I bought some printable dissolving paper and printed out pics of the patches I wanted to reproduce.  I found the dimensions of the 3rd Army patch on a sale listing so that one was easy.  I had to create the other one based on the size it looks in the pic.  Here's what I had to work with:  photos, tracing paper, dissolving paper.

I used some of my worsted and backed it with fusible hair canvas then I pinned the dissolving paper to the front.

I used zig zag embroidery to create the design.

I pulled away the excess paper and there was a lot of paper left under the embroidery which caused it to have "fuzzies."  I ended up soaking it in the sink to dissolve the paper.

The rank patch was actually easier as far as getting rid of the fuzzies was concerned as the embroidery wasn't as dense.  I hemmed the edges of that patch

Here they are on the sleeve.

I also was able to find an Army Distinguished Service Medal.  They've looked the same since 1918.  The difference between the more modern ones and the WWI medals is the pen mechanism so I decided not to worry about that. 

I also found 2 original collar tacks on Ebay.  They were missing the back piece but modern ones from the craft store fit them perfectly.

Here is part of my Hello Girl Display with the switchboard which was one of the props used in the Hello Girl documentary film.  This was at our Maryland State DAR WWI Centenniel for Founders Day.

The switchboard itself was new--made from photos--but the earpiece and microphone were originals.

Here is my display which has photos and copies of original documents as well as part of the history.

Our wonderful Maryland State Historian had buttons made for each of the stations and she had brochures that we designed printed as well.  Attendees were given bags to put their goodies in.

Our historian also wrote a skit in which each of us gave a presentation.  Here we are at the end after taking our bows.

And--we had a photo area with a WWI reenactor.

I'm really pleased with the way this uniform turned out.  It was completed with the gas mask bag (I still need a gas mask) and the helmet which each Hello Girl was issued. 

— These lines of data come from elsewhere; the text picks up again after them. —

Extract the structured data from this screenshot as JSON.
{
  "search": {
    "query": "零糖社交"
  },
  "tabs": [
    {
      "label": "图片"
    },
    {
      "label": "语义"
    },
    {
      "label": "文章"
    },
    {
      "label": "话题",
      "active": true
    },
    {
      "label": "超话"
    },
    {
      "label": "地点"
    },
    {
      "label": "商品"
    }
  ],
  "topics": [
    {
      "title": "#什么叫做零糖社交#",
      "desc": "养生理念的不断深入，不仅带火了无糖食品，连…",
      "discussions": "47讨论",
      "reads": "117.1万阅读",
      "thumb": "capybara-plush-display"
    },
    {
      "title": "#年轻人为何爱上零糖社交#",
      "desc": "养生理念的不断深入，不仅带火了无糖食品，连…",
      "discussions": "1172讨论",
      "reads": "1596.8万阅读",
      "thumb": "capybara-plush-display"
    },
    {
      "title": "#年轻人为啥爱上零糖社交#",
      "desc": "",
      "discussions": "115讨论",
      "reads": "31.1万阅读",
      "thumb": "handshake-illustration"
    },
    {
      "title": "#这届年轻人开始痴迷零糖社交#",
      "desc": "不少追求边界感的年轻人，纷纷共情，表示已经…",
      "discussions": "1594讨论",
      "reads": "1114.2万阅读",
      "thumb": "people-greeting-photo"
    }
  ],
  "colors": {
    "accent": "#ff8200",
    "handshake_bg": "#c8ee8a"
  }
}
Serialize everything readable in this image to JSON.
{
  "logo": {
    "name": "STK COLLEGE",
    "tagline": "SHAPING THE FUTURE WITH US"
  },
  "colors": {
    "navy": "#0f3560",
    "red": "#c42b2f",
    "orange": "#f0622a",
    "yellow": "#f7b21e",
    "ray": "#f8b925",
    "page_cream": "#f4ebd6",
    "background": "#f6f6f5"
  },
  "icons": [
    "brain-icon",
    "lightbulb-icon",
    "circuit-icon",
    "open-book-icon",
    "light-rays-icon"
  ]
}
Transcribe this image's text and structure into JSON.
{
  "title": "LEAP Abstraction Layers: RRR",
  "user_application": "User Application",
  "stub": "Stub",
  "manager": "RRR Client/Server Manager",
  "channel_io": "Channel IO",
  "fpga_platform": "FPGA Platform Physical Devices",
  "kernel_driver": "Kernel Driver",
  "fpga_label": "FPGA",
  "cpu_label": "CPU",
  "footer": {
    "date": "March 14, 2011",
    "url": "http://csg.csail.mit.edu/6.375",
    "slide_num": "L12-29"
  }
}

Here are some pics from the WWI Centennial on Veterans Day at the Smithsonian Museum of American History:

Side by side with the original!